  • Erythroderma makes the skin dry and scaly so it is important to moisturize while the skin is damp after bathing and then several times a day. I recommend either regular petroleum jelly Vaseline or if this is too greasy, then a bland cream like Vanicream. 
  • Your doctor will often prescribe a mid-potency steroid ointment which can be applied all over your skin and will reduce the redness and itching. It is always best to rub ointments and creams into the skin in a downward motion and not against the hair to prevent folliculitis. 
  • If the skin feels very dry and itchy, wet pajamas can soothe the skin when applied on ointments overnight. This is done by wetting old close-fitting pajamas in lukewarm water and then, wringing them till damp and putting them on. Then put on dry pajamas over this before going to bed. 
  • For the hair, using coconut oil can help with dryness and scaling, and can be massaged into the scalp in addition to a topical steroid prescribed by your doctor. It works best if left on overnight with the scalp wrapped in a headscarf, then washed off in the morning with a gentle shampoo. 
  • Brittle, thickened nails should be trimmed as short as possible and Vaseline applied on them overnight to prevent chipping and breaking. 
  • Artificial tears can often be helpful for dry gritty eyes in erythroderma in conjunction with seeing your ophthalmologist. 
  • Finally, make sure to take plenty of rest (as your skin is working overtime during erythroderma) and keep well hydrated with plenty of fluids (your skin loses water when it is red all over). Stay comfortable by wearing comfortable loose fitting cotton clothing.

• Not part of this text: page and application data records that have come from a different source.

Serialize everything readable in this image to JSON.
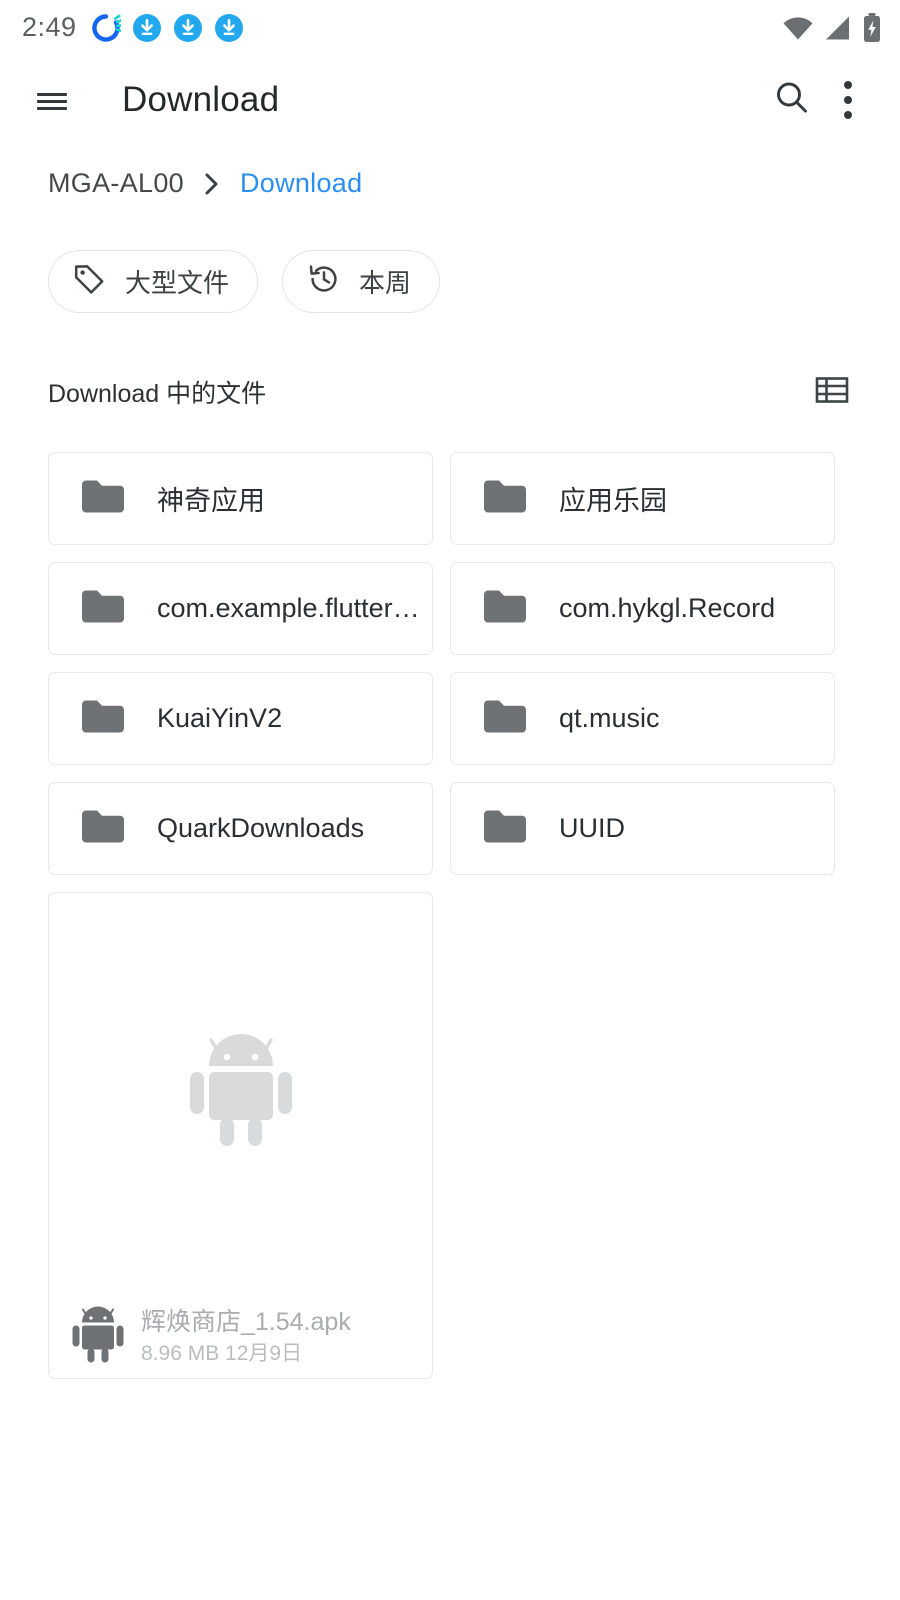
{
  "statusbar": {
    "time": "2:49",
    "left_icons": [
      "sync-spinner-icon",
      "download-circle-icon",
      "download-circle-icon",
      "download-circle-icon"
    ],
    "right_icons": [
      "wifi-icon",
      "cellular-signal-icon",
      "battery-charging-icon"
    ],
    "accent_blue": "#22a8ee",
    "spinner_blue": "#1565f0",
    "spinner_teal": "#17d6cf",
    "icon_gray": "#6b6f72"
  },
  "appbar": {
    "menu_icon": "hamburger-menu-icon",
    "title": "Download",
    "search_icon": "search-icon",
    "overflow_icon": "more-vertical-icon"
  },
  "breadcrumb": {
    "root": "MGA-AL00",
    "separator_icon": "chevron-right-icon",
    "current": "Download",
    "current_color": "#2a8ff0"
  },
  "chips": [
    {
      "label": "大型文件",
      "icon": "tag-icon"
    },
    {
      "label": "本周",
      "icon": "history-clock-icon"
    }
  ],
  "section": {
    "title": "Download 中的文件",
    "view_toggle_icon": "list-view-icon"
  },
  "folders": [
    {
      "name": "神奇应用",
      "icon": "folder-icon"
    },
    {
      "name": "应用乐园",
      "icon": "folder-icon"
    },
    {
      "name": "com.example.flutter…",
      "icon": "folder-icon"
    },
    {
      "name": "com.hykgl.Record",
      "icon": "folder-icon"
    },
    {
      "name": "KuaiYinV2",
      "icon": "folder-icon"
    },
    {
      "name": "qt.music",
      "icon": "folder-icon"
    },
    {
      "name": "QuarkDownloads",
      "icon": "folder-icon"
    },
    {
      "name": "UUID",
      "icon": "folder-icon"
    }
  ],
  "files": [
    {
      "name": "辉焕商店_1.54.apk",
      "size": "8.96 MB",
      "date": "12月9日",
      "subtitle": "8.96 MB  12月9日",
      "thumb_icon": "android-robot-icon",
      "type_icon": "android-robot-icon"
    }
  ]
}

Answer provided by:
Debjani Sahni, MD
Assistant Professor in Dermatology
Director, Cutaneous Oncology Program
Boston University School of Medicine
Boston Medical Center


When eighty percent (80%) or more of a person’s skin is affected by generalized redness, inflammation and scaling, dermatologists describe this as erythroderma. Erythroderma is defined as abnormal redness of the skin over widespread areas of the body.  Although there are multiple possible causes of erythroderma, including drug reactions or severe psoriasis, the presence of erythroderma is particularly important to recognize in mycosis fungoides (MF) and Sézary syndrome (SS). Patients who are erythrodermic secondary to MF/SS often suffer from severe itching all over their bodies, which can interfere with sleep or otherwise impact their daily lives. Their skin may also feel tight or painful, and they often feel very sensitive to cold temperatures. The presence of erythroderma is associated with more advanced disease, and erythrodermic MF patients have a higher risk of lymphoma involvement outside of the skin compared to those patients with less extensive skin involvement. 

For patients suffering from erythroderma secondary to MF/SS, it is most important to be closely followed by an experienced dermatologist or oncologist. In addition to the medications that might be prescribed to treat their condition, patients may benefit from steps at home to care for their skin. Good nutrition and hydration are important because erythroderma causes a person’s body to lose water and expend a lot of energy. Generous applications of petroleum jelly or other bland moisturizer, as well as topical steroids if prescribed by the person’s doctor, can help provide comfort and support the barrier function of the skin. Because skin infections can be a big problem for these patients, measures to reduce bacteria on the skin (such as dilute bleach baths, antibiotics, or antibacterial soaps) might also be recommended.

Edith V. Bowers MD, PhD
Assistant Professor of Dermatology 
University of North Carolina at Chapel Hill